Learn more by going to the Kabadiwalla Connect website


#SeeingBlue: Spotlighting the State of the Ocean

Launched in 2014 in Mauritius as a joint venture of the Port Louis Hub and the theSIDS Youth AIMS Hub (SYAH), the goal of #SeeingBlue is to raise awareness about ocean health, create dialogue on the issues, and ignite initiatives on oceans, including dealing with marine debris.

#SeeingBlue began as a nation-wide competition for young people of Mauritius with the support of Indian Ocean Commission (IOC), ENL Foundation and Reef Conservation. Through the competition, contestants were asked to answer the question "How do I impact the ocean, how does the ocean impact me?" by submitting entries in any form they wished. They responded with art, essays, short stories, videos and even a song. The 10 winners each received free scuba dive initiations, an educational visit to the Nauticaz Marine Lab and were part of the first class of the Young Ocean Champions program.

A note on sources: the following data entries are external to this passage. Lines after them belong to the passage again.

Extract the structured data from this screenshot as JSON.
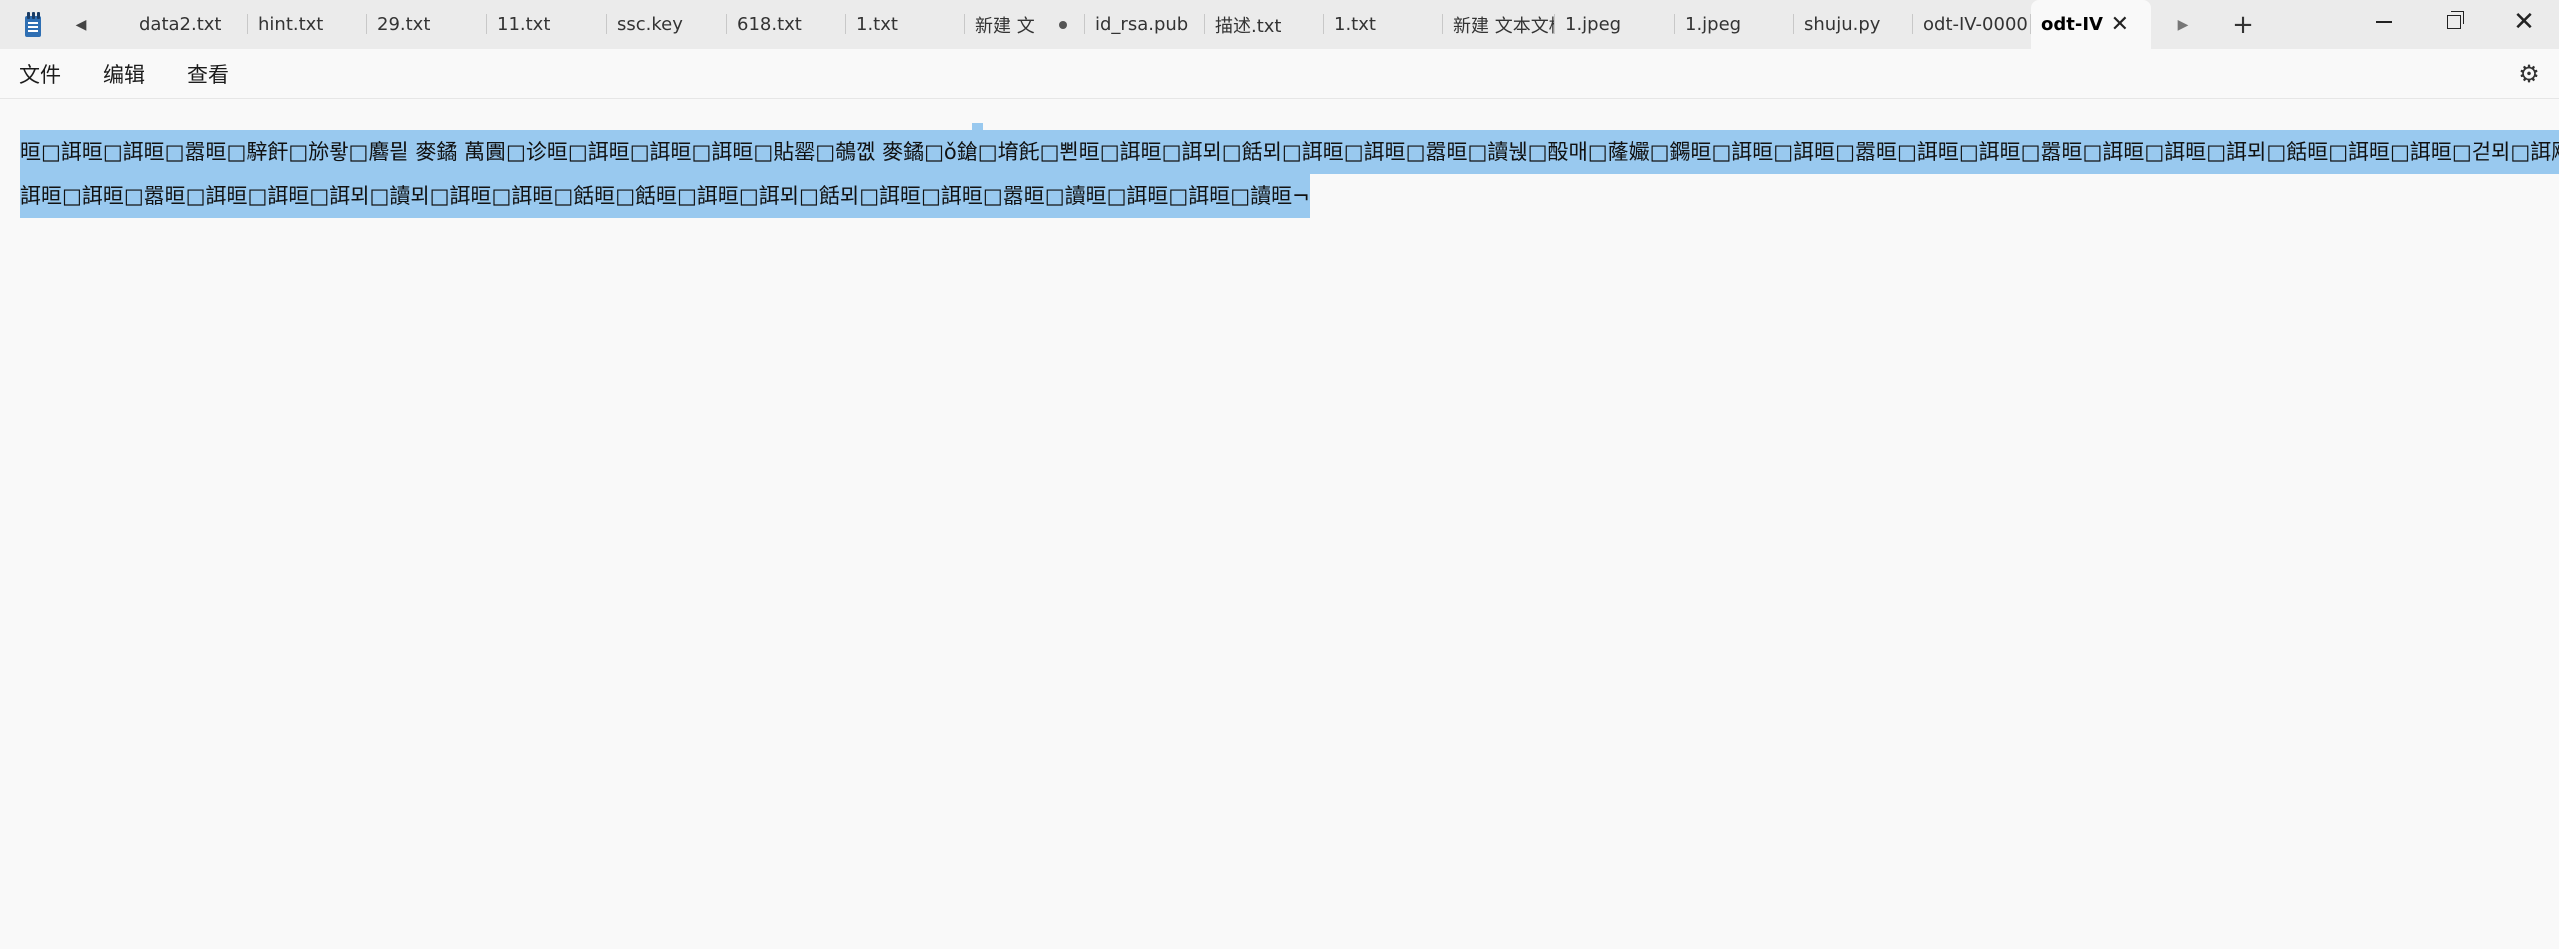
{
  "tabbar": {
    "tabs": [
      {
        "label": "data2.txt",
        "modified": false
      },
      {
        "label": "hint.txt",
        "modified": false
      },
      {
        "label": "29.txt",
        "modified": false
      },
      {
        "label": "11.txt",
        "modified": false
      },
      {
        "label": "ssc.key",
        "modified": false
      },
      {
        "label": "618.txt",
        "modified": false
      },
      {
        "label": "1.txt",
        "modified": false
      },
      {
        "label": "新建 文",
        "modified": true
      },
      {
        "label": "id_rsa.pub",
        "modified": false
      },
      {
        "label": "描述.txt",
        "modified": false
      },
      {
        "label": "1.txt",
        "modified": false
      },
      {
        "label": "新建 文本文档",
        "modified": false
      },
      {
        "label": "1.jpeg",
        "modified": false
      },
      {
        "label": "1.jpeg",
        "modified": false
      },
      {
        "label": "shuju.py",
        "modified": false
      },
      {
        "label": "odt-IV-0000",
        "modified": false
      }
    ],
    "active_tab": {
      "label": "odt-IV",
      "close_glyph": "✕"
    },
    "nav_left_glyph": "◀",
    "nav_right_glyph": "▶",
    "add_glyph": "+",
    "close_glyph": "✕"
  },
  "menubar": {
    "file": "文件",
    "edit": "编辑",
    "view": "查看",
    "settings_glyph": "⚙"
  },
  "editor": {
    "line1": "晅□誀晅□誀晅□嚣晅□騂飦□旀뢓□麔믵   麥鐍    萬圚□诊晅□誀晅□誀晅□誀晅□貼罂□鵸꼢    麥鐍□ǒ鎗□堉飥□뾘晅□誀晅□誀뫼□餂뫼□誀晅□誀晅□嚣晅□讀뉁□酘매□蕯孍□鐊晅□誀晅□誀晅□嚣晅□誀晅□誀晅□嚣晅□誀晅□誀晅□誀뫼□餂晅□誀晅□誀晅□걷뫼□誀飑□",
    "line2": "誀晅□誀晅□嚣晅□誀晅□誀晅□誀뫼□讀뫼□誀晅□誀晅□餂晅□餂晅□誀晅□誀뫼□餂뫼□誀晅□誀晅□嚣晅□讀晅□誀晅□誀晅□讀晅¬"
  },
  "colors": {
    "tabbar_bg": "#ebebeb",
    "editor_bg": "#f9f9f9",
    "selection": "#99c9ef"
  }
}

Other projects have included mobilizing over 70 students of the Semester-at-Sea program for one-day beach clean up and education event. They also led a community workshop titled "Oceans: Our Passport to the Future” focused on giving the people who make a living out of the ocean a seat at the discussion table. This was complemented by having a one-on-one discussion with the fishermen community at the Mahebourg village of Mauritius to learn first-hand of the daily challenges and triumphs of people who make a living out of the sea, and gather insights from the fishermen community.

Recent efforts: One of the major outcomes of the workshop on oceans has been to create a platform that enables the fishermen community of the island to directly communicate with relevant authorities, as well as other key stakeholders. On an individual level, this program has created a greater affinity to the oceans for young people involved in the program, who were introduced to ocean exploring activities such as scuba diving. The 2015 projects include a second nationwide competition for youth — this time extending to neighboring islands such as Seychelles —  and to increase its advocacy among young people.

Learn more by going to #SeeingBlue website


G2H20: Helping People Conserve and Reuse Water

The goal of G2H20 is to tackle ground water pollution by giving grey water — which is water that has been gently used in sinks and showers — a second life. "Grey water can be reused to either sustain a kitchen garden or to simply reuse for secondary purposes like flushing and gardening," explains Tallulah D’Silva, who is Founding Curator of the Panjim Hub of the Global Shaper Community in Goa, India.

G2H20 which stands for "grey water to clean water" is a program that teaches people how to cleanse water by using a series of shallow plant beds in troughs to filter the water for reuse.

"We launched it in a few private homes more than a year ago," says D'Silva "with the intention to teach people to conserve water as well as use waste water as a resource to grow food. Goa is a coastal state and tourism is its economic driver. But over the last 40 years the coastal belt with numerous small and large hotels has grown from being pristine to crowded, polluted and saturated with issues like garbage, ground water pollution and contamination of fresh water wells with sewage. We believe we can empower local communities to take action and impact society in the most positive way."  

Recent efforts: G2H20 is promoting this filtering process to school children, teachers, ordinary citizens and institutions. "Showing students and members of the community how the system really works has had the most positive impact," explains D'Silva. "When they understand how the long term benefits will not only mitigate local issues of water pollution but also have a larger impact on sustainability, there is better understanding and students and teachers alike have rushed back to us for help in planning to set up a root zone grey water system for their school or college."

Learn more by going to the Global Shapers Pajim Hub website

You can also follow the work of the Global Shapers Community on Twitter or by going to